Fracking at the UK's only active shale gas site has been suspended after the largest earthquake since the process started in October.
The tremor with a magnitude of 1.5 was measured by the British Geological Survey at Cuadrilla's fracking site near Blackpool, Lancashire, earlier.
Cuadrilla said fracking had stopped but according to research the impact would have been "like dropping a melon".
A 1.5 tremor - known as a "red" event under the government's traffic light system in place for monitoring seismic events during fracking - results in a temporary halt to operations.
Any tremor measuring 0.5 or above means fracking must be temporarily stopped while tests are carried out.
Cuadrilla said it happened at about 11:20 GMT and followed a series of nine other seismic events at the Preston New Road site during Tuesday morning.
The energy firm said it would pause and monitor micro seismicity for the next 18 hours in line with regulations, adding the integrity of the well had been "checked and verified".
Cath Middleton, who lives 1.6 miles from the site, said her house shook and she heard a "very loud bang".

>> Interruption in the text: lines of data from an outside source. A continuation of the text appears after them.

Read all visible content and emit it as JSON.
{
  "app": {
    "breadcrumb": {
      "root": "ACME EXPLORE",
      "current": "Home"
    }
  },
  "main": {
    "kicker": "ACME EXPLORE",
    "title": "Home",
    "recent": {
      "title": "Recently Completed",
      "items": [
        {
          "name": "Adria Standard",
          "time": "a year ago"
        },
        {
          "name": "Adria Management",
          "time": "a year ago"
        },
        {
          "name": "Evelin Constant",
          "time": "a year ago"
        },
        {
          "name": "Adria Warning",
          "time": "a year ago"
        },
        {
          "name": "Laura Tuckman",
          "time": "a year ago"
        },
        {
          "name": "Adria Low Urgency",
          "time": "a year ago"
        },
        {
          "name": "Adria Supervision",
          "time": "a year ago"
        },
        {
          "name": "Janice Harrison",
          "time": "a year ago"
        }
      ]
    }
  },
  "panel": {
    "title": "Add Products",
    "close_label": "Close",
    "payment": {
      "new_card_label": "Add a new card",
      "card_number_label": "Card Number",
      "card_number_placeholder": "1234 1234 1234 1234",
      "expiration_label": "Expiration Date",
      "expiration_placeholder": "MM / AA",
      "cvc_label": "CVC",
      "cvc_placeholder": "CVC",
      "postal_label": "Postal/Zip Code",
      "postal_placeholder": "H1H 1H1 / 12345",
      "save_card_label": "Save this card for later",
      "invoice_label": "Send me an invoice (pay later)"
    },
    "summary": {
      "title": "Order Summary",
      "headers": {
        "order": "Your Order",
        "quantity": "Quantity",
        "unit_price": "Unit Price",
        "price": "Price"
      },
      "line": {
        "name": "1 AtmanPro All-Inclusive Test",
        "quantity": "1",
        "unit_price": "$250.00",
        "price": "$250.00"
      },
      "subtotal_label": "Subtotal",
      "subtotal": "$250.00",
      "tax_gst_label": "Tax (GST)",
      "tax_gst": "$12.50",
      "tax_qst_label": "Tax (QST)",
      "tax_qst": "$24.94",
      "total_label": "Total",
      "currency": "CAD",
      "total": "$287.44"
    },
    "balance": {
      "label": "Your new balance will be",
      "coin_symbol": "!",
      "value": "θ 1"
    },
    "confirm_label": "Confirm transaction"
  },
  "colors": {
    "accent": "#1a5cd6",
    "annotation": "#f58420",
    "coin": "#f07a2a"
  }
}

"To compare this to dropping a melon is ridiculous. My neighbour's chair shook."
What is fracking?
- Hydraulic fracturing, or fracking, is a technique to extract gas and oil from the earth
- Liquid is pumped underground at high pressure to fracture shale rock and release gas or oil within
- Applications have also been submitted by various firms in Yorkshire, Nottinghamshire and for a second site in Lancashire
- The Department for Business, Energy & Industrial Strategy says shale gas "has the potential to be a new domestic energy source"
A Friends of the Earth campaigner called for an end to fracking which he claimed poses risks to the climate and environment.
He said: "Within a day of Cuadrilla re-starting fracking in Lancashire there has already been another earthquake.
"Instead of acknowledging fracking needs to end, Cuadrilla are instead urging for regulations around earthquakes to be relaxed."
A report commissioned by the government by Dr Ben Edwards of the University of Liverpool last month compared earthquake magnitudes caused by fracking with everyday events, such as bouncing a football and dropping a melon.
Little Plumpton is the first UK shale fracking site since the process was halted in 2011 when it was linked with earthquakes.